**WHAT YOU ARE ASKED TO DO:** Read the records below and copy each line that contains "data".

**Entries taken from a collection:**
--- --- ---

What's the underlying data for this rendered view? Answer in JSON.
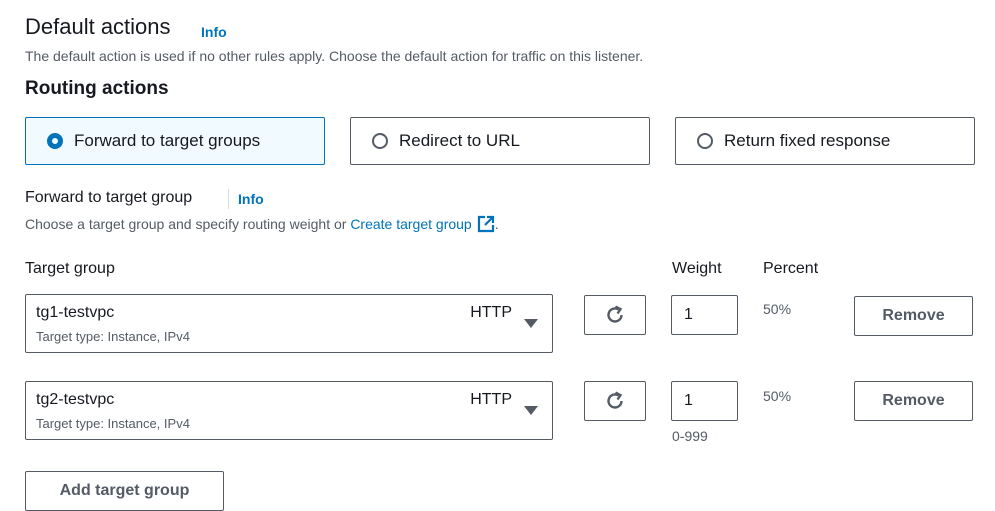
{
  "default_actions": {
    "title": "Default actions",
    "info": "Info",
    "description": "The default action is used if no other rules apply. Choose the default action for traffic on this listener."
  },
  "routing_actions": {
    "title": "Routing actions",
    "options": [
      {
        "label": "Forward to target groups",
        "selected": true
      },
      {
        "label": "Redirect to URL",
        "selected": false
      },
      {
        "label": "Return fixed response",
        "selected": false
      }
    ]
  },
  "forward": {
    "label": "Forward to target group",
    "info": "Info",
    "description_prefix": "Choose a target group and specify routing weight or",
    "create_link": "Create target group",
    "description_suffix": "."
  },
  "columns": {
    "target_group": "Target group",
    "weight": "Weight",
    "percent": "Percent"
  },
  "target_groups": [
    {
      "name": "tg1-testvpc",
      "meta": "Target type: Instance, IPv4",
      "protocol": "HTTP",
      "weight": "1",
      "percent": "50%",
      "remove_label": "Remove"
    },
    {
      "name": "tg2-testvpc",
      "meta": "Target type: Instance, IPv4",
      "protocol": "HTTP",
      "weight": "1",
      "percent": "50%",
      "remove_label": "Remove"
    }
  ],
  "weight_hint": "0-999",
  "add_button": "Add target group",
  "colors": {
    "accent": "#0073bb",
    "text": "#16191f",
    "muted": "#545b64"
  }
}
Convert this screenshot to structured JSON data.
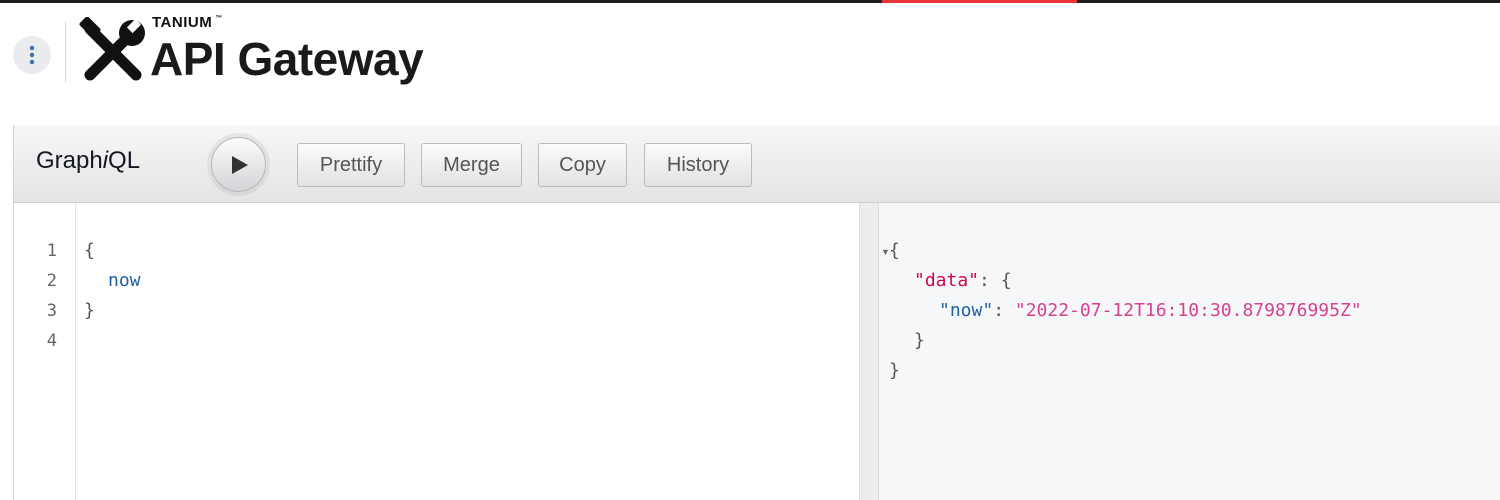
{
  "header": {
    "brand": "TANIUM",
    "trademark": "™",
    "title": "API Gateway"
  },
  "toolbar": {
    "title_prefix": "Graph",
    "title_italic": "i",
    "title_suffix": "QL",
    "execute_icon": "play-icon",
    "buttons": {
      "prettify": "Prettify",
      "merge": "Merge",
      "copy": "Copy",
      "history": "History"
    }
  },
  "query_editor": {
    "line_numbers": [
      "1",
      "2",
      "3",
      "4"
    ],
    "lines": [
      "{",
      "now",
      "}",
      ""
    ]
  },
  "results": {
    "open_brace": "{",
    "data_key": "\"data\"",
    "colon_brace": ": {",
    "now_key": "\"now\"",
    "colon": ": ",
    "now_value": "\"2022-07-12T16:10:30.879876995Z\"",
    "inner_close": "}",
    "outer_close": "}"
  },
  "colors": {
    "accent": "#e8363c",
    "field": "#1f61a0",
    "key": "#d2054e",
    "string": "#d64292"
  }
}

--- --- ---

**WRITTEN ANSWER:**
What's the underlying data for this rendered view? Answer in JSON.
Convert this screenshot to structured JSON data.
    "data_key": "\"data\"",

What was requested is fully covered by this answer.